* EXERCISE OBJECTIVE
Pictures aside, repeat every record below exactly.

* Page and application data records
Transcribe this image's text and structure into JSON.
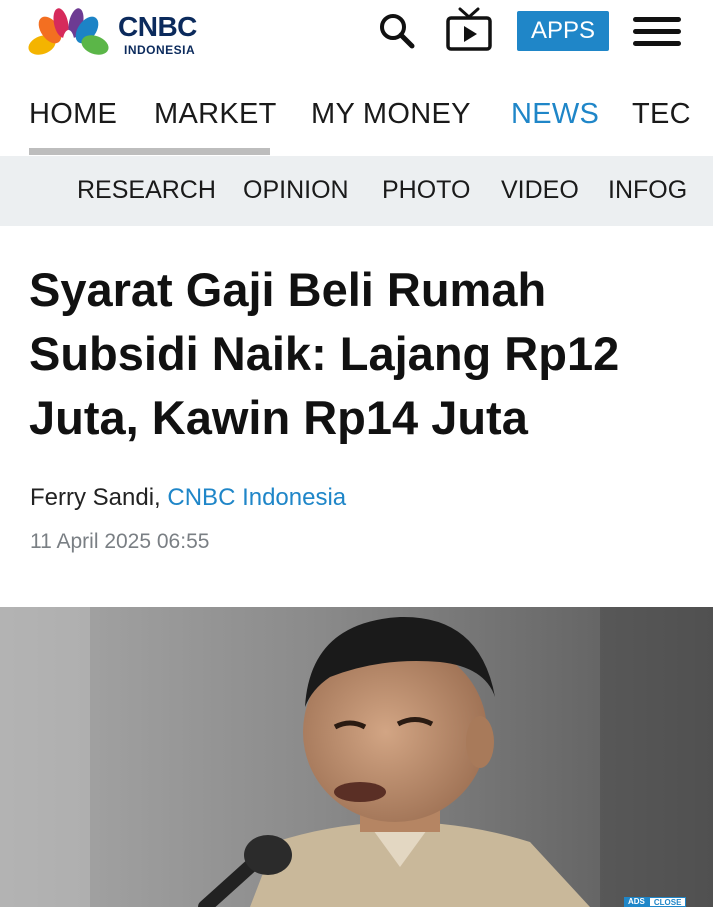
{
  "header": {
    "logo_main": "CNBC",
    "logo_sub": "INDONESIA",
    "apps_label": "APPS",
    "icons": [
      "peacock-logo-icon",
      "search-icon",
      "tv-play-icon",
      "hamburger-menu-icon"
    ]
  },
  "nav": {
    "items": [
      {
        "label": "HOME"
      },
      {
        "label": "MARKET"
      },
      {
        "label": "MY MONEY"
      },
      {
        "label": "NEWS"
      },
      {
        "label": "TEC"
      }
    ],
    "active": "NEWS"
  },
  "subnav": {
    "items": [
      {
        "label": "RESEARCH"
      },
      {
        "label": "OPINION"
      },
      {
        "label": "PHOTO"
      },
      {
        "label": "VIDEO"
      },
      {
        "label": "INFOG"
      }
    ]
  },
  "article": {
    "title": "Syarat Gaji Beli Rumah Subsidi Naik: Lajang Rp12 Juta, Kawin Rp14 Juta",
    "author": "Ferry Sandi,",
    "source": "CNBC Indonesia",
    "date": "11 April 2025 06:55"
  },
  "ad": {
    "ad_label": "ADS",
    "close_label": "CLOSE"
  },
  "colors": {
    "accent": "#1f86c8",
    "subnav_bg": "#eceff1",
    "date_gray": "#7a7f84",
    "logo_navy": "#0b2a5c"
  }
}
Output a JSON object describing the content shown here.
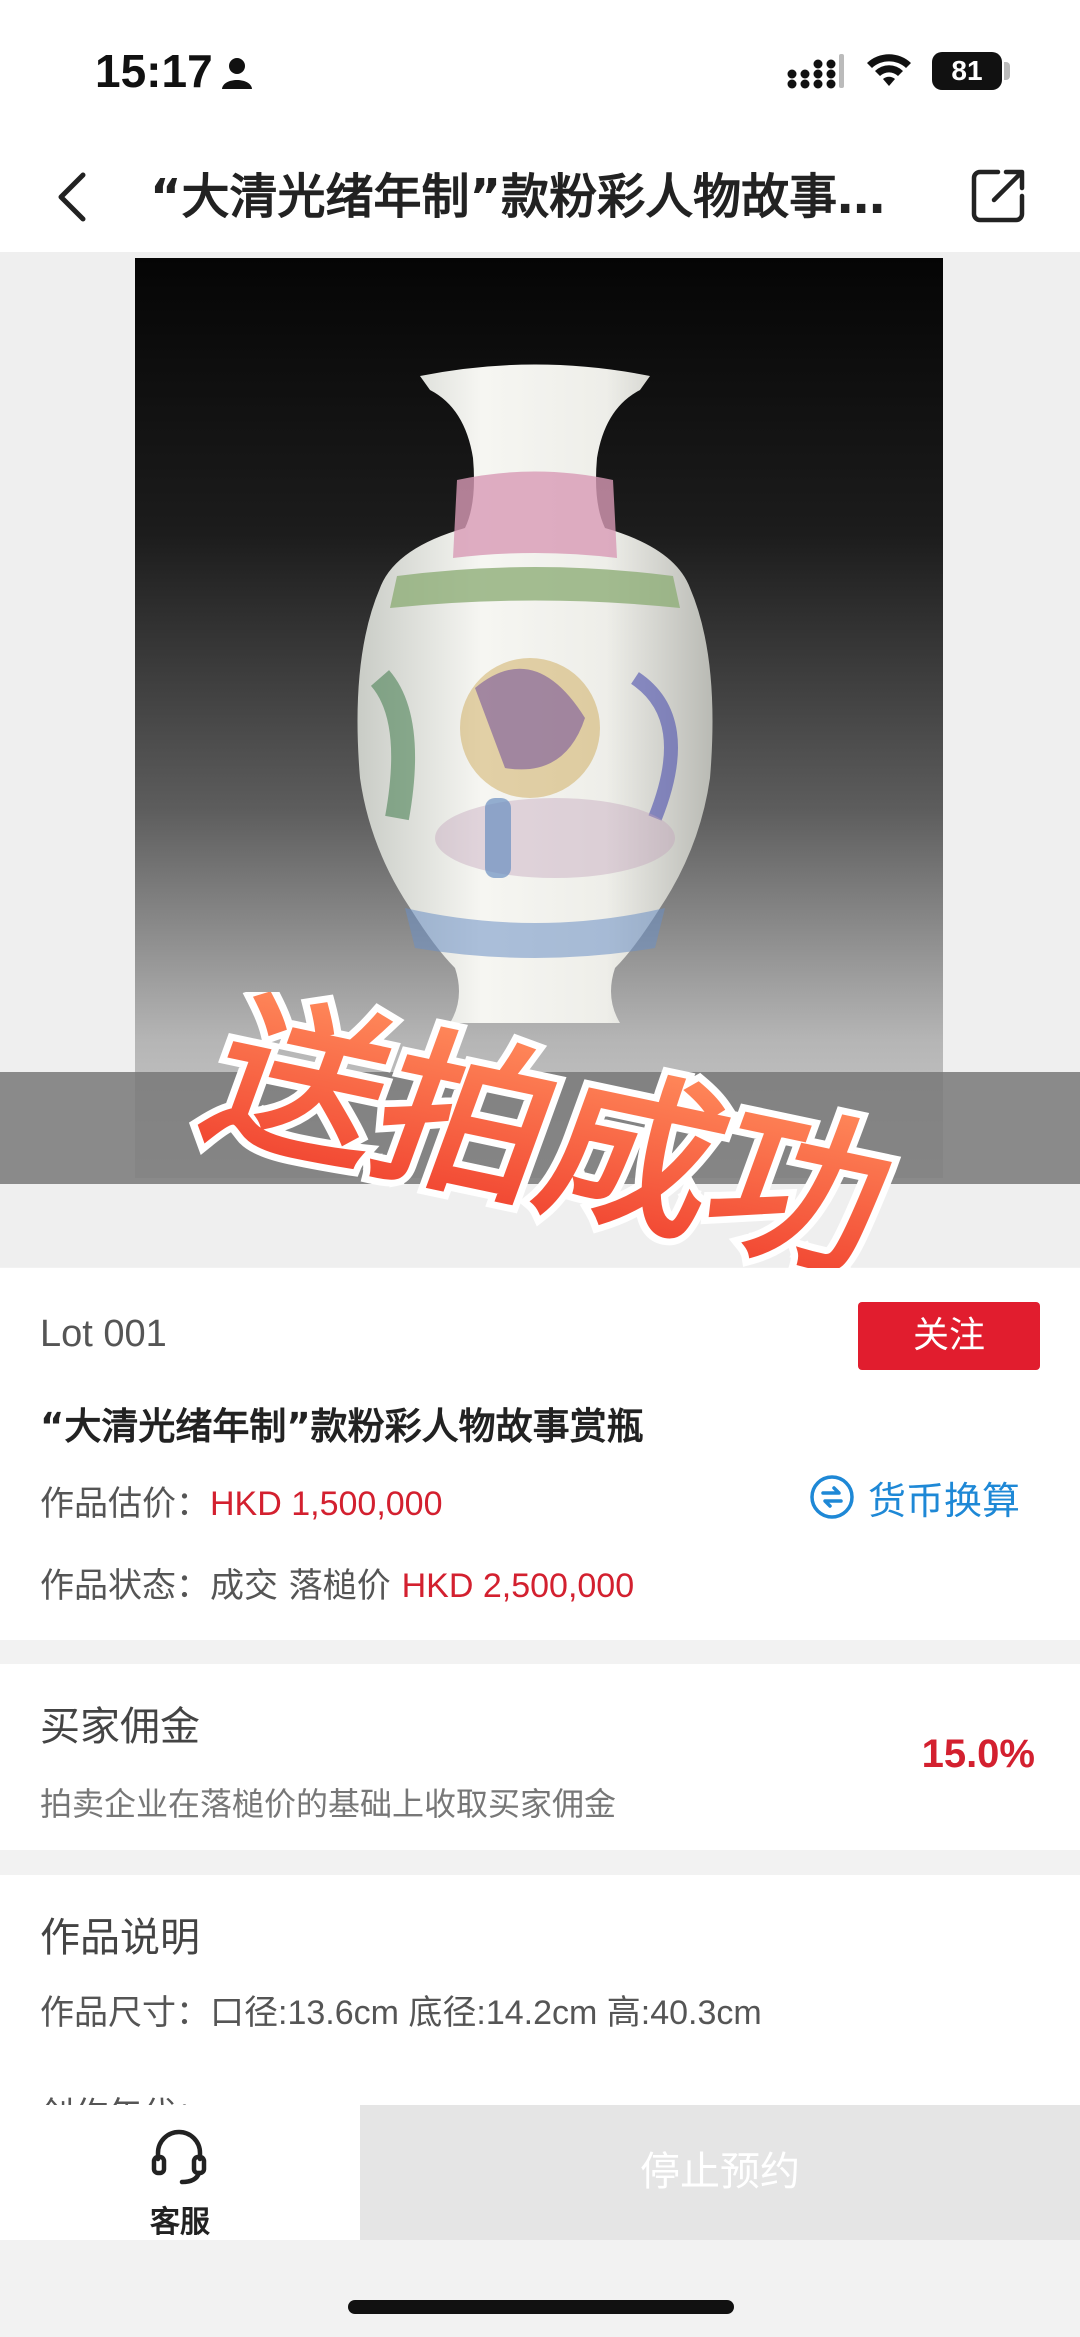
{
  "status_bar": {
    "time": "15:17",
    "battery": "81",
    "icons": [
      "person-icon",
      "signal-icon",
      "wifi-icon",
      "battery-icon"
    ]
  },
  "nav": {
    "title": "“大清光绪年制”款粉彩人物故事赏瓶",
    "back_icon": "chevron-left-icon",
    "share_icon": "share-icon"
  },
  "hero": {
    "stamp_text": "送拍成功"
  },
  "lot": {
    "number": "Lot 001",
    "follow_label": "关注",
    "title": "“大清光绪年制”款粉彩人物故事赏瓶",
    "estimate_label": "作品估价：",
    "estimate_value": "HKD 1,500,000",
    "currency_label": "货币换算",
    "status_label": "作品状态：",
    "status_value": "成交 落槌价",
    "hammer_price": "HKD 2,500,000"
  },
  "commission": {
    "title": "买家佣金",
    "description": "拍卖企业在落槌价的基础上收取买家佣金",
    "rate": "15.0%"
  },
  "description": {
    "title": "作品说明",
    "size_label": "作品尺寸：",
    "size_value": "口径:13.6cm 底径:14.2cm 高:40.3cm",
    "next_label": "创作年代："
  },
  "bottom": {
    "service_label": "客服",
    "stop_label": "停止预约"
  },
  "colors": {
    "accent_red": "#e11d2e",
    "price_red": "#d3202f",
    "link_blue": "#1e88d6"
  }
}
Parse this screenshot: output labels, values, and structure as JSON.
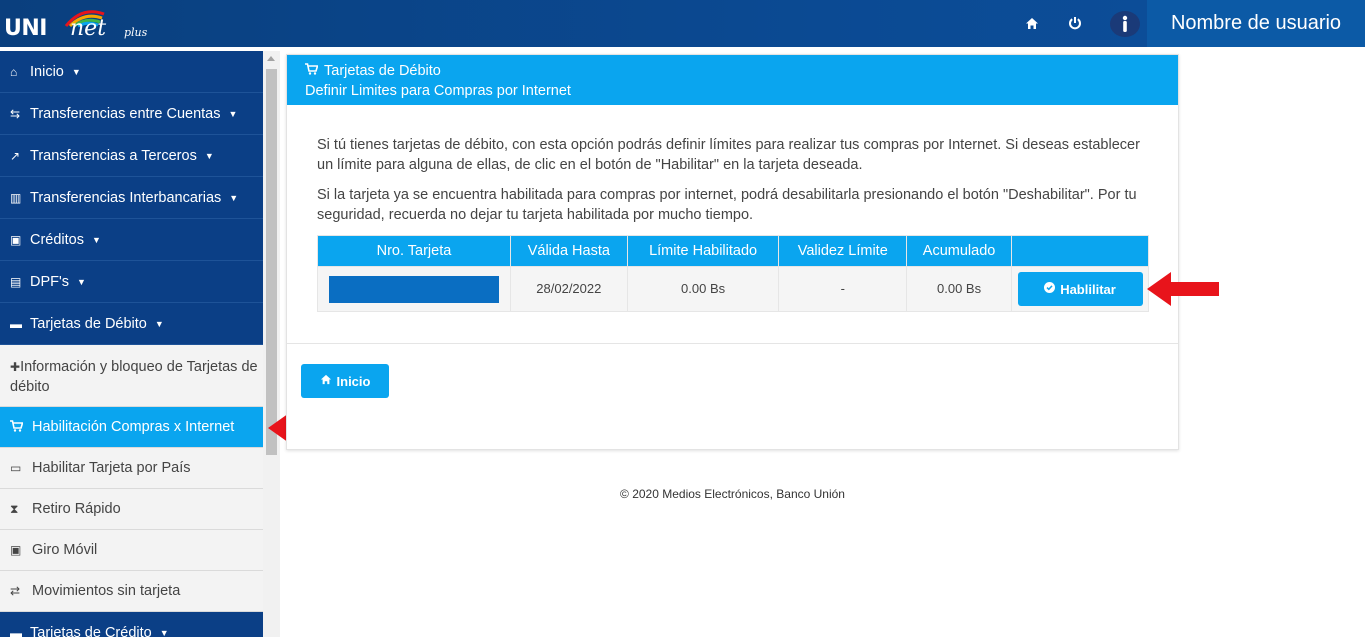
{
  "header": {
    "logo_uni": "UNI",
    "logo_net": "net",
    "logo_plus": "plus",
    "home_icon": "home-icon",
    "power_icon": "power-icon",
    "user_icon": "user-icon",
    "username": "Nombre de usuario"
  },
  "sidebar": {
    "items": [
      {
        "label": "Inicio",
        "icon": "home-icon"
      },
      {
        "label": "Transferencias entre Cuentas",
        "icon": "exchange-icon"
      },
      {
        "label": "Transferencias a Terceros",
        "icon": "external-link-icon"
      },
      {
        "label": "Transferencias Interbancarias",
        "icon": "bank-icon"
      },
      {
        "label": "Créditos",
        "icon": "money-icon"
      },
      {
        "label": "DPF's",
        "icon": "calculator-icon"
      },
      {
        "label": "Tarjetas de Débito",
        "icon": "credit-card-icon"
      }
    ],
    "subitems": [
      {
        "label": "Información y bloqueo de Tarjetas de débito",
        "icon": "plus-icon"
      },
      {
        "label": "Habilitación Compras x Internet",
        "icon": "cart-icon"
      },
      {
        "label": "Habilitar Tarjeta por País",
        "icon": "credit-card-icon"
      },
      {
        "label": "Retiro Rápido",
        "icon": "hourglass-icon"
      },
      {
        "label": "Giro Móvil",
        "icon": "money-icon"
      },
      {
        "label": "Movimientos sin tarjeta",
        "icon": "exchange-icon"
      }
    ],
    "last_item": {
      "label": "Tarjetas de Crédito",
      "icon": "credit-card-icon"
    }
  },
  "panel": {
    "title": "Tarjetas de Débito",
    "subtitle": "Definir Limites para Compras por Internet",
    "paragraph1": "Si tú tienes tarjetas de débito, con esta opción podrás definir límites para realizar tus compras por Internet. Si deseas establecer un límite para alguna de ellas, de clic en el botón de \"Habilitar\" en la tarjeta deseada.",
    "paragraph2": "Si la tarjeta ya se encuentra habilitada para compras por internet, podrá desabilitarla presionando el botón \"Deshabilitar\". Por tu seguridad, recuerda no dejar tu tarjeta habilitada por mucho tiempo.",
    "table": {
      "headers": [
        "Nro. Tarjeta",
        "Válida Hasta",
        "Límite Habilitado",
        "Validez Límite",
        "Acumulado",
        ""
      ],
      "rows": [
        {
          "card": "",
          "valid_until": "28/02/2022",
          "limit": "0.00 Bs",
          "validity": "-",
          "accumulated": "0.00 Bs",
          "action": "Hablilitar"
        }
      ]
    },
    "home_button": "Inicio"
  },
  "footer": "© 2020 Medios Electrónicos, Banco Unión",
  "colors": {
    "header_bg": "#0b4a93",
    "sidebar_bg": "#0b3f86",
    "accent": "#0aa5ef",
    "masked_card": "#0a6ec2",
    "arrow": "#e8141b"
  }
}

* ANSWER BELOW
Transcribe this image's text and structure into JSON.
{
  "header": {
    "logo_main": "CNBC",
    "logo_sub": "INDONESIA",
    "apps_label": "APPS",
    "icons": [
      "peacock-logo-icon",
      "search-icon",
      "tv-play-icon",
      "hamburger-menu-icon"
    ]
  },
  "nav": {
    "items": [
      {
        "label": "HOME"
      },
      {
        "label": "MARKET"
      },
      {
        "label": "MY MONEY"
      },
      {
        "label": "NEWS"
      },
      {
        "label": "TEC"
      }
    ],
    "active": "NEWS"
  },
  "subnav": {
    "items": [
      {
        "label": "RESEARCH"
      },
      {
        "label": "OPINION"
      },
      {
        "label": "PHOTO"
      },
      {
        "label": "VIDEO"
      },
      {
        "label": "INFOG"
      }
    ]
  },
  "article": {
    "title": "Syarat Gaji Beli Rumah Subsidi Naik: Lajang Rp12 Juta, Kawin Rp14 Juta",
    "author": "Ferry Sandi,",
    "source": "CNBC Indonesia",
    "date": "11 April 2025 06:55"
  },
  "ad": {
    "ad_label": "ADS",
    "close_label": "CLOSE"
  },
  "colors": {
    "accent": "#1f86c8",
    "subnav_bg": "#eceff1",
    "date_gray": "#7a7f84",
    "logo_navy": "#0b2a5c"
  }
}
Output a JSON object describing the content shown here.
{
  "status_bar": {
    "time": "15:17",
    "battery": "81",
    "icons": [
      "person-icon",
      "signal-icon",
      "wifi-icon",
      "battery-icon"
    ]
  },
  "nav": {
    "title": "“大清光绪年制”款粉彩人物故事赏瓶",
    "back_icon": "chevron-left-icon",
    "share_icon": "share-icon"
  },
  "hero": {
    "stamp_text": "送拍成功"
  },
  "lot": {
    "number": "Lot 001",
    "follow_label": "关注",
    "title": "“大清光绪年制”款粉彩人物故事赏瓶",
    "estimate_label": "作品估价：",
    "estimate_value": "HKD 1,500,000",
    "currency_label": "货币换算",
    "status_label": "作品状态：",
    "status_value": "成交 落槌价",
    "hammer_price": "HKD 2,500,000"
  },
  "commission": {
    "title": "买家佣金",
    "description": "拍卖企业在落槌价的基础上收取买家佣金",
    "rate": "15.0%"
  },
  "description": {
    "title": "作品说明",
    "size_label": "作品尺寸：",
    "size_value": "口径:13.6cm 底径:14.2cm 高:40.3cm",
    "next_label": "创作年代："
  },
  "bottom": {
    "service_label": "客服",
    "stop_label": "停止预约"
  },
  "colors": {
    "accent_red": "#e11d2e",
    "price_red": "#d3202f",
    "link_blue": "#1e88d6"
  }
}
Parse this screenshot: output labels, values, and structure as JSON.
{
  "header": {
    "logo_uni": "UNI",
    "logo_net": "net",
    "logo_plus": "plus",
    "home_icon": "home-icon",
    "power_icon": "power-icon",
    "user_icon": "user-icon",
    "username": "Nombre de usuario"
  },
  "sidebar": {
    "items": [
      {
        "label": "Inicio",
        "icon": "home-icon"
      },
      {
        "label": "Transferencias entre Cuentas",
        "icon": "exchange-icon"
      },
      {
        "label": "Transferencias a Terceros",
        "icon": "external-link-icon"
      },
      {
        "label": "Transferencias Interbancarias",
        "icon": "bank-icon"
      },
      {
        "label": "Créditos",
        "icon": "money-icon"
      },
      {
        "label": "DPF's",
        "icon": "calculator-icon"
      },
      {
        "label": "Tarjetas de Débito",
        "icon": "credit-card-icon"
      }
    ],
    "subitems": [
      {
        "label": "Información y bloqueo de Tarjetas de débito",
        "icon": "plus-icon"
      },
      {
        "label": "Habilitación Compras x Internet",
        "icon": "cart-icon"
      },
      {
        "label": "Habilitar Tarjeta por País",
        "icon": "credit-card-icon"
      },
      {
        "label": "Retiro Rápido",
        "icon": "hourglass-icon"
      },
      {
        "label": "Giro Móvil",
        "icon": "money-icon"
      },
      {
        "label": "Movimientos sin tarjeta",
        "icon": "exchange-icon"
      }
    ],
    "last_item": {
      "label": "Tarjetas de Crédito",
      "icon": "credit-card-icon"
    }
  },
  "panel": {
    "title": "Tarjetas de Débito",
    "subtitle": "Definir Limites para Compras por Internet",
    "paragraph1": "Si tú tienes tarjetas de débito, con esta opción podrás definir límites para realizar tus compras por Internet. Si deseas establecer un límite para alguna de ellas, de clic en el botón de \"Habilitar\" en la tarjeta deseada.",
    "paragraph2": "Si la tarjeta ya se encuentra habilitada para compras por internet, podrá desabilitarla presionando el botón \"Deshabilitar\". Por tu seguridad, recuerda no dejar tu tarjeta habilitada por mucho tiempo.",
    "table": {
      "headers": [
        "Nro. Tarjeta",
        "Válida Hasta",
        "Límite Habilitado",
        "Validez Límite",
        "Acumulado",
        ""
      ],
      "rows": [
        {
          "card": "",
          "valid_until": "28/02/2022",
          "limit": "0.00 Bs",
          "validity": "-",
          "accumulated": "0.00 Bs",
          "action": "Hablilitar"
        }
      ]
    },
    "home_button": "Inicio"
  },
  "footer": "© 2020 Medios Electrónicos, Banco Unión",
  "colors": {
    "header_bg": "#0b4a93",
    "sidebar_bg": "#0b3f86",
    "accent": "#0aa5ef",
    "masked_card": "#0a6ec2",
    "arrow": "#e8141b"
  }
}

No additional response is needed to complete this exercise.